The hedge fund business is defined by absolute returns. Unlike traditional asset managers, who try to track and outperform a benchmark (a reference index such as the Dow Jones and S&P 500), hedge fund managers employ different strategies in order to produce a positive return regardless of the direction and the fluctuations of capital markets.[2] This is one reason why hedge funds are referred to as alternative investment vehicles (see hedge funds for more details).

Absolute return managers tend to be characterised by their use of short selling, leverage and high turnover in their portfolios. [3][4]

## Benchmark

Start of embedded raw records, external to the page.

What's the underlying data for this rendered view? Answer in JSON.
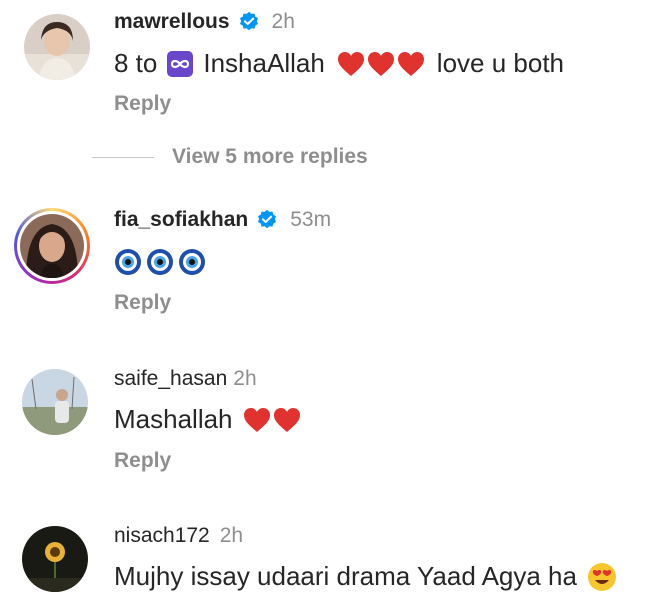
{
  "comments": [
    {
      "username": "mawrellous",
      "verified": true,
      "time": "2h",
      "text_parts": [
        "8 to",
        "InshaAllah",
        "love u both"
      ],
      "icons": [
        "infinity-emoji",
        "red-heart-emoji",
        "red-heart-emoji",
        "red-heart-emoji"
      ],
      "reply_label": "Reply"
    },
    {
      "username": "fia_sofiakhan",
      "verified": true,
      "time": "53m",
      "icons": [
        "nazar-amulet-emoji",
        "nazar-amulet-emoji",
        "nazar-amulet-emoji"
      ],
      "reply_label": "Reply"
    },
    {
      "username": "saife_hasan",
      "verified": false,
      "time": "2h",
      "text": "Mashallah",
      "icons": [
        "red-heart-emoji",
        "red-heart-emoji"
      ],
      "reply_label": "Reply"
    },
    {
      "username": "nisach172",
      "verified": false,
      "time": "2h",
      "text": "Mujhy issay udaari drama Yaad Agya ha",
      "icons": [
        "heart-eyes-emoji"
      ]
    }
  ],
  "view_more": {
    "label": "View 5 more replies"
  },
  "colors": {
    "verified_blue": "#0095f6",
    "muted_text": "#8e8e8e",
    "heart_red": "#e0322e"
  }
}
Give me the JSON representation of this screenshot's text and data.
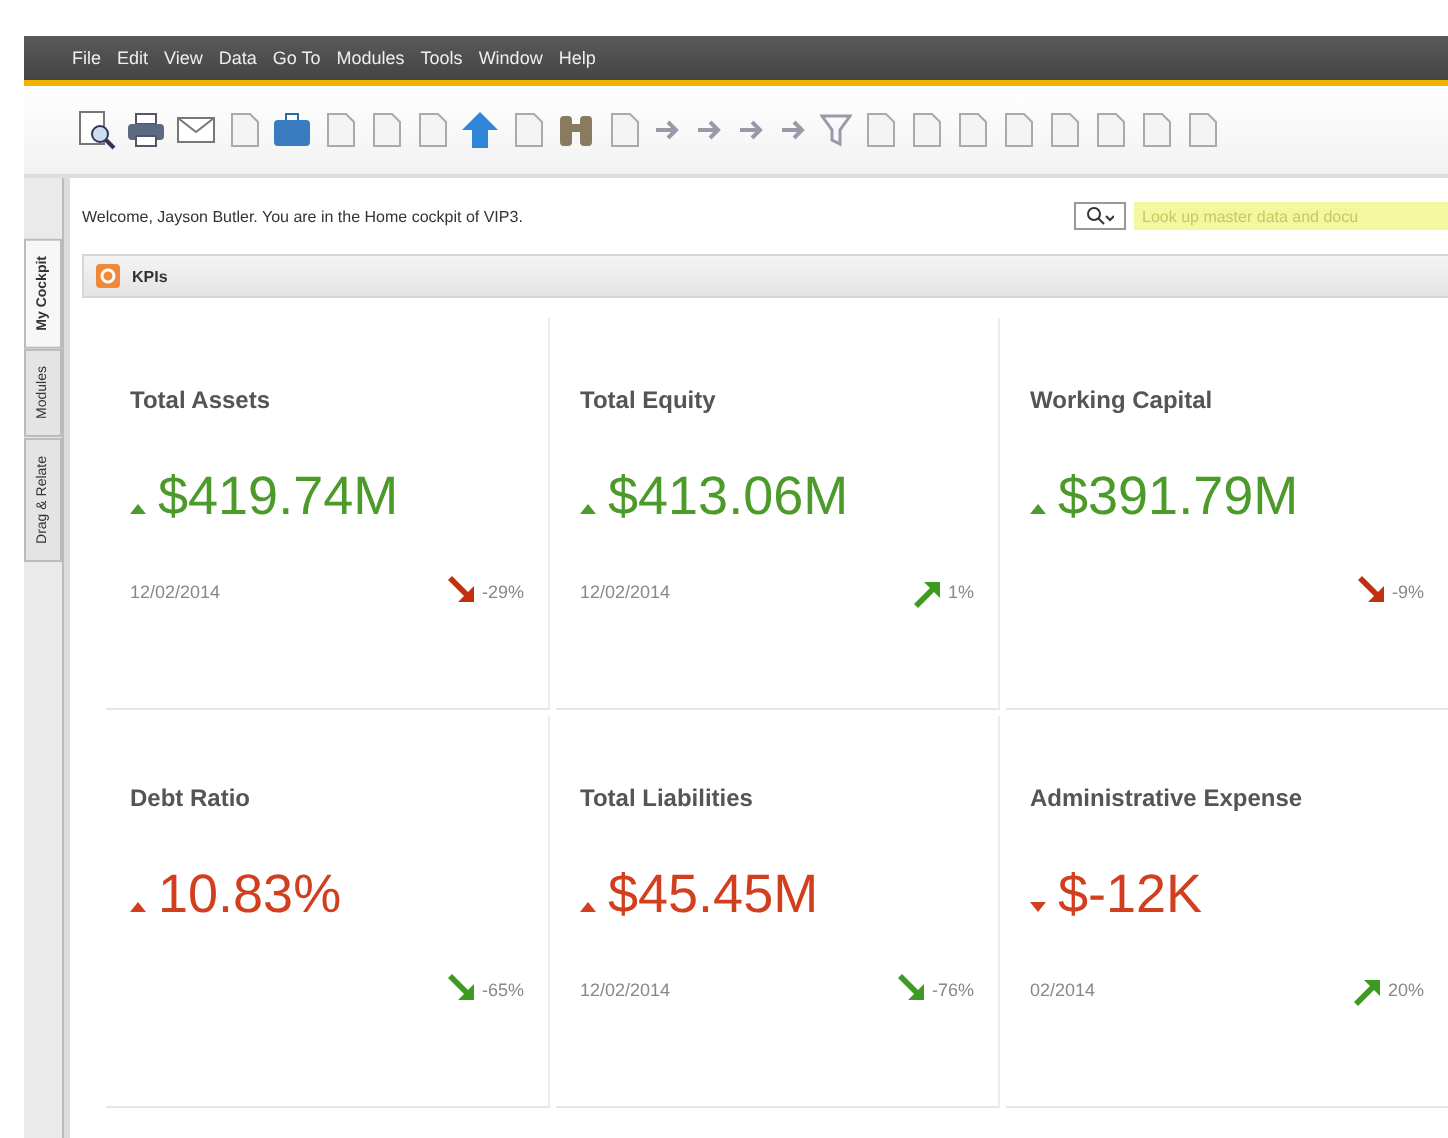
{
  "menu": [
    "File",
    "Edit",
    "View",
    "Data",
    "Go To",
    "Modules",
    "Tools",
    "Window",
    "Help"
  ],
  "side_tabs": [
    {
      "label": "My Cockpit",
      "selected": true
    },
    {
      "label": "Modules",
      "selected": false
    },
    {
      "label": "Drag & Relate",
      "selected": false
    }
  ],
  "welcome": "Welcome, Jayson Butler. You are in the Home cockpit of VIP3.",
  "search": {
    "placeholder": "Look up master data and docu"
  },
  "panel": {
    "title": "KPIs"
  },
  "kpis": [
    {
      "title": "Total Assets",
      "value": "$419.74M",
      "good": true,
      "rising": true,
      "date": "12/02/2014",
      "trend_rising": false,
      "trend_good": false,
      "change": "-29%"
    },
    {
      "title": "Total Equity",
      "value": "$413.06M",
      "good": true,
      "rising": true,
      "date": "12/02/2014",
      "trend_rising": true,
      "trend_good": true,
      "change": "1%"
    },
    {
      "title": "Working Capital",
      "value": "$391.79M",
      "good": true,
      "rising": true,
      "trend_rising": false,
      "trend_good": false,
      "change": "-9%"
    },
    {
      "title": "Debt Ratio",
      "value": "10.83%",
      "good": false,
      "rising": true,
      "trend_rising": false,
      "trend_good": true,
      "change": "-65%"
    },
    {
      "title": "Total Liabilities",
      "value": "$45.45M",
      "good": false,
      "rising": true,
      "date": "12/02/2014",
      "trend_rising": false,
      "trend_good": true,
      "change": "-76%"
    },
    {
      "title": "Administrative Expense",
      "value": "$-12K",
      "good": false,
      "rising": false,
      "date": "02/2014",
      "trend_rising": true,
      "trend_good": true,
      "change": "20%"
    }
  ]
}
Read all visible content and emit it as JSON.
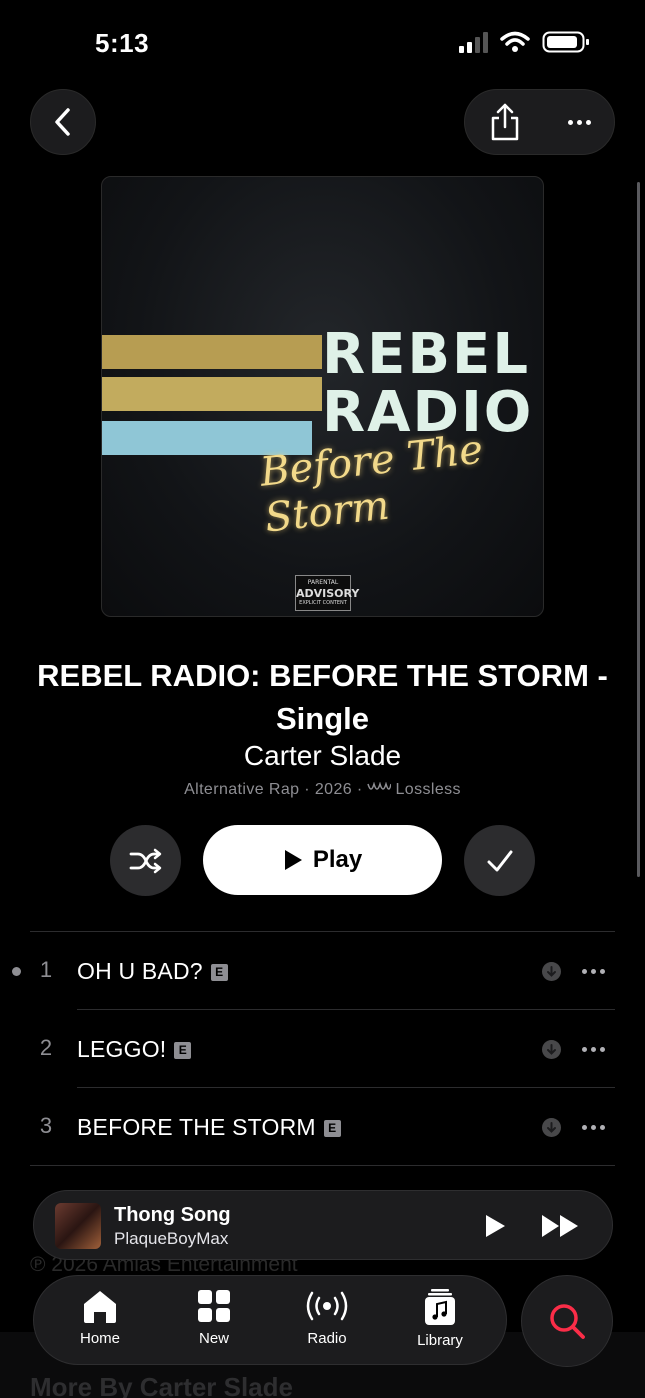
{
  "status_bar": {
    "time": "5:13"
  },
  "album": {
    "title": "REBEL RADIO: BEFORE THE STORM - Single",
    "artist": "Carter Slade",
    "meta_genre": "Alternative Rap · 2026 · ",
    "meta_quality": "Lossless",
    "artwork": {
      "title_line1": "REBEL",
      "title_line2": "RADIO",
      "script": "Before The Storm",
      "advisory_line1": "PARENTAL",
      "advisory_line2": "ADVISORY",
      "advisory_line3": "EXPLICIT CONTENT"
    }
  },
  "actions": {
    "play_label": "Play"
  },
  "tracks": [
    {
      "number": "1",
      "title": "OH U BAD?",
      "explicit": "E"
    },
    {
      "number": "2",
      "title": "LEGGO!",
      "explicit": "E"
    },
    {
      "number": "3",
      "title": "BEFORE THE STORM",
      "explicit": "E"
    }
  ],
  "footer": {
    "copyright": "℗ 2026 Amias Entertainment",
    "more_by": "More By Carter Slade"
  },
  "now_playing": {
    "title": "Thong Song",
    "artist": "PlaqueBoyMax"
  },
  "tabs": {
    "home": "Home",
    "new": "New",
    "radio": "Radio",
    "library": "Library"
  },
  "colors": {
    "accent": "#fa2d48",
    "background": "#000000",
    "surface": "#1c1c1e"
  }
}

Although absolute return funds are sometimes considered not to have a benchmark, there is a common one: the funds should do better than short-dated government bonds (e.g. T-bills in the United States). For example, if such "cash" instruments yield 15%, at the same time a certain fund returns 5%, that would be considered not very good. In the case where the cash rate is close to zero, such as the early 2010s decade, this makes little difference.

## Media reporting

Despite the fact that many funds have an absolute return target, media reports will often compare them to a market benchmark anyway, especially when the market has done well. Surveys show that the investors in such funds understand the difference.

## Short selling

Suppose that a manager thinks the share price of company A will go down. Then he can borrow 1000 shares of company A from his prime broker and sell them for (say) 10 USD per share. The immediate gain for the manager is $1000\times 10 = 10,000$ USD. If (say) after a week the share price of company A drops to 9.5 then the manager buys 1000 shares, paying $1000\times 9.5 = 9,500$ USD, and gives the shares back to his prime broker. He thus ends up earning a return of $(10,000-9,500)/10,000 = 5\%$. If his prime broker asked a 2% interest rate for borrowing the shares then the net gain of the manager is $5\%-2\% = 3\%$.

## Leverage

Sometimes a strategy gives a positive return but it is a very tiny one. Therefore, a manager can use leverage to magnify his return. For example, a long-short manager can deposit 100M with his prime broker in order to buy 200M of shares and simultaneously sell another 200M of shares, which gives a leverage ratio of $(200M+200M)/100M = 4$. As another example, a manager can borrow money from a country at an interest rate of 2% and reinvest the amount on another country that pays 4%, thus earning the spread $4\%-2\%=2\%$ (this is called carry trade). If the manager has a leverage ratio of (say) 5 then his return is not 2% but $5\times 2\% = 10\%$.

However, leverage also amplifies losses: if a manager has a market loss of 3% in his portfolio and a leverage of 4 then his total losses are $4\times 3\% = 12\%$. Therefore, even small market losses can be disastrous when there is a huge leverage. According to the OECD, prior to the 2007 crisis, hedge funds in 2007 had an average leverage of 3 whilst investment banks had a leverage above 30.[5] With a leverage of 30, a market loss of 3.3% wipes out the entire portfolio whilst a leverage of 3 gives a total loss of 10%.

## High turnover

Some absolute-return managers are very active with their portfolios, buying and selling shares more frequently than normal investors, because they focus on short-term investment opportunities lasting less than 90 days. Turnover is the rate at which managers rebalance their portfolios, and among other things it depends on the hedge fund's size: in 2008 hedge funds with less than 15M USD in AUM (assets under management) had a 46.9% turnover per month whilst funds with over 250M USD in AUM had only 9.8%.[6]